* _Problem details_
Going through the data below, please show each line containing the string "content".

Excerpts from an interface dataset

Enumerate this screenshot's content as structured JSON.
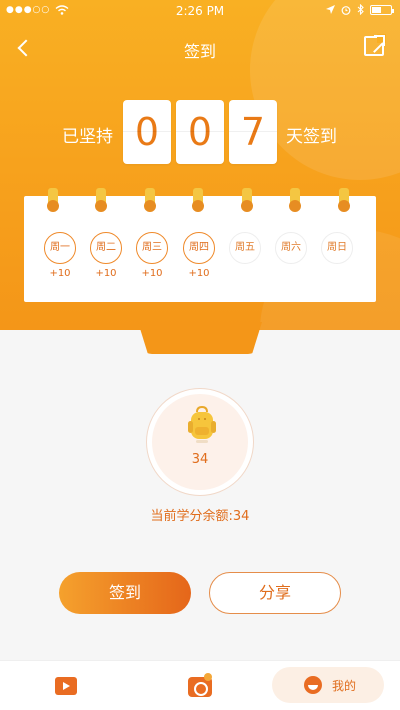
{
  "status_bar": {
    "signal": "●●●○○",
    "time": "2:26 PM"
  },
  "nav": {
    "title": "签到"
  },
  "streak": {
    "prefix": "已坚持",
    "digits": [
      "0",
      "0",
      "7"
    ],
    "suffix": "天签到"
  },
  "calendar": {
    "days": [
      {
        "label": "周一",
        "points": "+10",
        "checked": true
      },
      {
        "label": "周二",
        "points": "+10",
        "checked": true
      },
      {
        "label": "周三",
        "points": "+10",
        "checked": true
      },
      {
        "label": "周四",
        "points": "+10",
        "checked": true
      },
      {
        "label": "周五",
        "points": "",
        "checked": false
      },
      {
        "label": "周六",
        "points": "",
        "checked": false
      },
      {
        "label": "周日",
        "points": "",
        "checked": false
      }
    ]
  },
  "points": {
    "value": "34",
    "balance_text": "当前学分余额:34"
  },
  "actions": {
    "checkin_label": "签到",
    "share_label": "分享"
  },
  "tabbar": {
    "me_label": "我的"
  },
  "colors": {
    "accent": "#e96c22",
    "hero_start": "#f9b023",
    "hero_end": "#f49618",
    "ring_pin": "#f4c642"
  },
  "icons": [
    "back-icon",
    "share-icon",
    "wifi-icon",
    "location-icon",
    "alarm-icon",
    "bluetooth-icon",
    "battery-icon",
    "backpack-icon",
    "video-icon",
    "camera-icon",
    "face-icon"
  ]
}
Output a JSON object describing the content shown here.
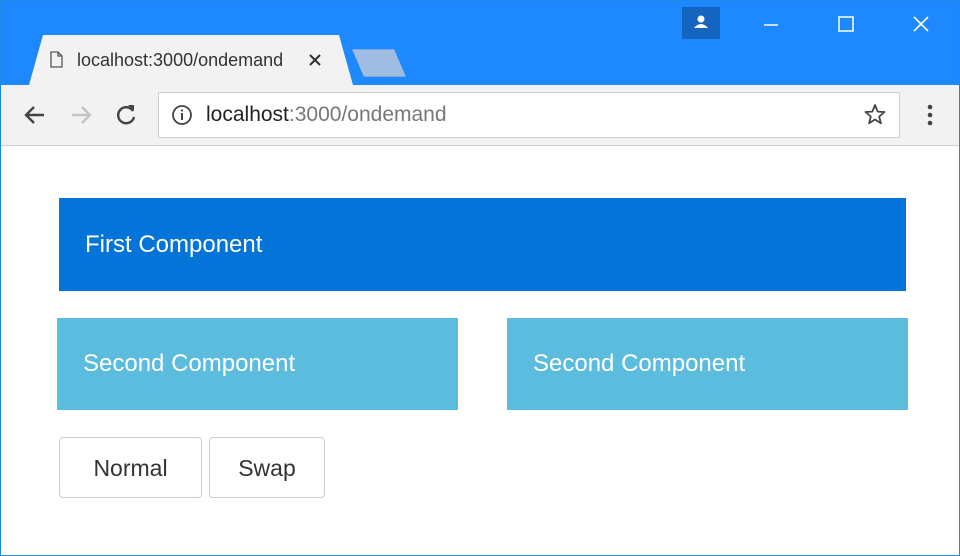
{
  "browser": {
    "tab_title": "localhost:3000/ondemand",
    "url_host": "localhost",
    "url_rest": ":3000/ondemand",
    "icons": {
      "tab": "page-icon",
      "tab_close": "close-icon",
      "profile": "person-icon",
      "minimize": "minimize-icon",
      "maximize": "maximize-icon",
      "close": "close-icon",
      "back": "back-arrow-icon",
      "forward": "forward-arrow-icon",
      "reload": "reload-icon",
      "site_info": "info-icon",
      "bookmark": "star-icon",
      "menu": "kebab-menu-icon"
    },
    "colors": {
      "titlebar": "#1e88ff",
      "toolbar": "#f2f2f2"
    }
  },
  "page": {
    "first_component_label": "First Component",
    "second_components": [
      "Second Component",
      "Second Component"
    ],
    "buttons": {
      "normal_label": "Normal",
      "swap_label": "Swap"
    },
    "colors": {
      "primary": "#0474d8",
      "info": "#5bbcde"
    }
  }
}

* _Output of the task_
Enumerate this screenshot's content as structured JSON.
Output a JSON object describing the content shown here.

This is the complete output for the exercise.